    About 7 or 8 years ago, it occurred to me that most any quality link you could get was a good link to have, and that the more places you can get one (as in profiles, unique articles, guest posts, blog comments, etc.), the better. The more ubiquitous YOU are on the Web is going to mean a lot more into the future.

    Think “Mr. or Ms. Popularity.” How broad is your Internet reach? How many pages of you and your company are there in the SERPs? Seems to me that the Big Dog wants to return search results about popular topics/people/companies, and if you and/or your company are not all over the Web, that kind of leaves you out. Least, that’s how I see it.



  6. Slava says:

    I think that the next stage in evolution of infographics will be something like this: http://www.youtube.com/watch?v=72v6zT25194

    Also, Jon, your blog has an amazing CSS style and design. It motivates me to learn more HTML5 and CSS3! 😉

  7. I started my career in IT as SEO but year ago i switched in web development (though it is not always an option for every SEO) for two reasons. One my interest in programming and secondly, emm i would say fakedness of the SEO. You can earn a lot from marketing stuff but their are very few people in the internet marketing profession who have actually interest in the marketing field and most of the people are just lazy who want to earn without doing. So as SEO, for most of the people they rather stumbles in SEO profession rather than choosing it and even SEO is also not standing on some strong pillars it is a kind of boom you can hardly predict anything about it.

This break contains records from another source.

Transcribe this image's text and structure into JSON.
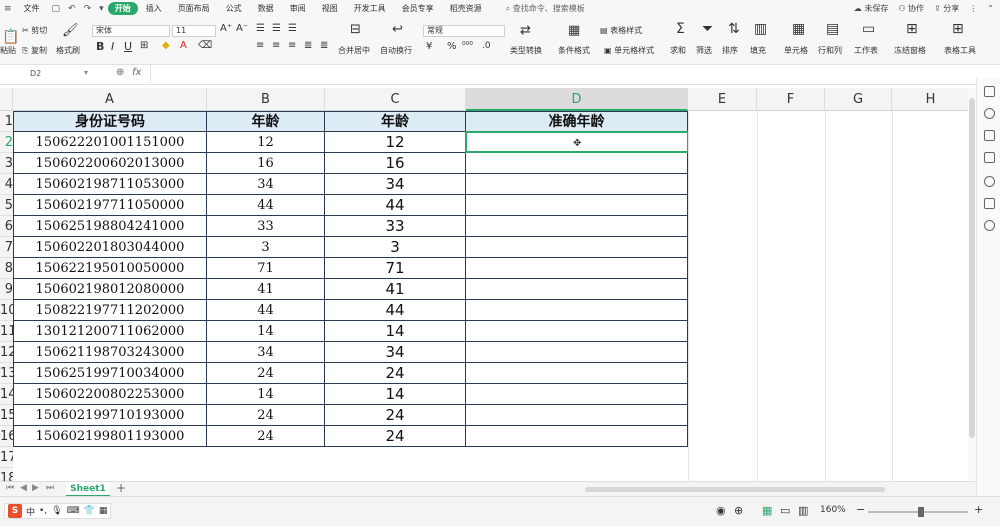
{
  "tabbar": {
    "file": "文件",
    "tabs": [
      "开始",
      "插入",
      "页面布局",
      "公式",
      "数据",
      "审阅",
      "视图",
      "开发工具",
      "会员专享",
      "稻壳资源"
    ],
    "active_tab": "开始",
    "search": "查找命令、搜索模板",
    "unsaved": "未保存",
    "collab": "协作",
    "share": "分享"
  },
  "ribbon": {
    "cut": "剪切",
    "paste": "粘贴",
    "copy": "复制",
    "format_painter": "格式刷",
    "font_name": "宋体",
    "font_size": "11",
    "bold": "B",
    "italic": "I",
    "underline": "U",
    "merge_center": "合并居中",
    "wrap_text": "自动换行",
    "number_format": "常规",
    "yen": "¥",
    "percent": "%",
    "type_convert": "类型转换",
    "cond_format": "条件格式",
    "table_style": "表格样式",
    "cell_style": "单元格样式",
    "sum": "求和",
    "filter": "筛选",
    "sort": "排序",
    "fill": "填充",
    "cell": "单元格",
    "rows_cols": "行和列",
    "worksheet": "工作表",
    "freeze": "冻结窗格",
    "table_tools": "表格工具"
  },
  "formula_bar": {
    "name_box": "D2",
    "fx": "fx"
  },
  "columns": [
    "A",
    "B",
    "C",
    "D",
    "E",
    "F",
    "G",
    "H"
  ],
  "selected_column": "D",
  "row_numbers": [
    "1",
    "2",
    "3",
    "4",
    "5",
    "6",
    "7",
    "8",
    "9",
    "10",
    "11",
    "12",
    "13",
    "14",
    "15",
    "16",
    "17",
    "18"
  ],
  "selected_row": "2",
  "table": {
    "headers": [
      "身份证号码",
      "年龄",
      "年龄",
      "准确年龄"
    ],
    "rows": [
      {
        "id": "150622201001151000",
        "age": "12",
        "age2": "12"
      },
      {
        "id": "150602200602013000",
        "age": "16",
        "age2": "16"
      },
      {
        "id": "150602198711053000",
        "age": "34",
        "age2": "34"
      },
      {
        "id": "150602197711050000",
        "age": "44",
        "age2": "44"
      },
      {
        "id": "150625198804241000",
        "age": "33",
        "age2": "33"
      },
      {
        "id": "150602201803044000",
        "age": "3",
        "age2": "3"
      },
      {
        "id": "150622195010050000",
        "age": "71",
        "age2": "71"
      },
      {
        "id": "150602198012080000",
        "age": "41",
        "age2": "41"
      },
      {
        "id": "150822197711202000",
        "age": "44",
        "age2": "44"
      },
      {
        "id": "130121200711062000",
        "age": "14",
        "age2": "14"
      },
      {
        "id": "150621198703243000",
        "age": "34",
        "age2": "34"
      },
      {
        "id": "150625199710034000",
        "age": "24",
        "age2": "24"
      },
      {
        "id": "150602200802253000",
        "age": "14",
        "age2": "14"
      },
      {
        "id": "150602199710193000",
        "age": "24",
        "age2": "24"
      },
      {
        "id": "150602199801193000",
        "age": "24",
        "age2": "24"
      }
    ]
  },
  "sheet_tabs": [
    "Sheet1"
  ],
  "add_sheet": "+",
  "status": {
    "zoom": "160%",
    "ime_lang": "中"
  },
  "colors": {
    "accent": "#2aa86a",
    "header_fill": "#ddebf5",
    "border": "#2a3a55"
  }
}
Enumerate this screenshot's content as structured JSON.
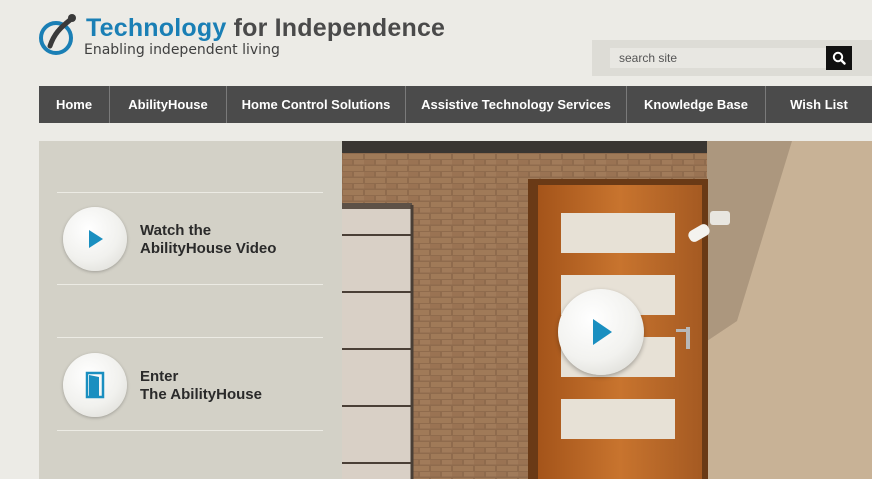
{
  "logo": {
    "title_part1": "Technology",
    "title_part2": "for Independence",
    "tagline": "Enabling independent living"
  },
  "search": {
    "placeholder": "search site",
    "button_icon": "search-icon"
  },
  "nav": {
    "items": [
      {
        "label": "Home"
      },
      {
        "label": "AbilityHouse"
      },
      {
        "label": "Home Control Solutions"
      },
      {
        "label": "Assistive Technology Services"
      },
      {
        "label": "Knowledge Base"
      },
      {
        "label": "Wish List"
      }
    ]
  },
  "panel": {
    "video_line1": "Watch the",
    "video_line2": "AbilityHouse Video",
    "enter_line1": "Enter",
    "enter_line2": "The AbilityHouse"
  },
  "hero": {
    "play_icon": "play-icon"
  },
  "colors": {
    "brand_blue": "#1a7fb5",
    "nav_bg": "#4b4b4b",
    "panel_bg": "#d3d1c7",
    "icon_teal": "#1a8fc0"
  }
}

  8. I think that quality Infographics and all the rest will continue to hold power. Sure the web is being flooded with them now that there are easy creation methods out there, and people will innovate and find ways to improve them like previous commenters have said, but in the end quality content even in primitive forms like articles can still go viral.
    Thousands of youtube videos are uploaded each day and most of them are garbage, yet you still get some that are high quality rising to the top. Same goes for infographics and I think instances of high quality content will become highlighted even more so in the future as we all focus more on social media for information and share the quality items we find.

What Link Building Might Look Like in 2014 - Point Blank SEO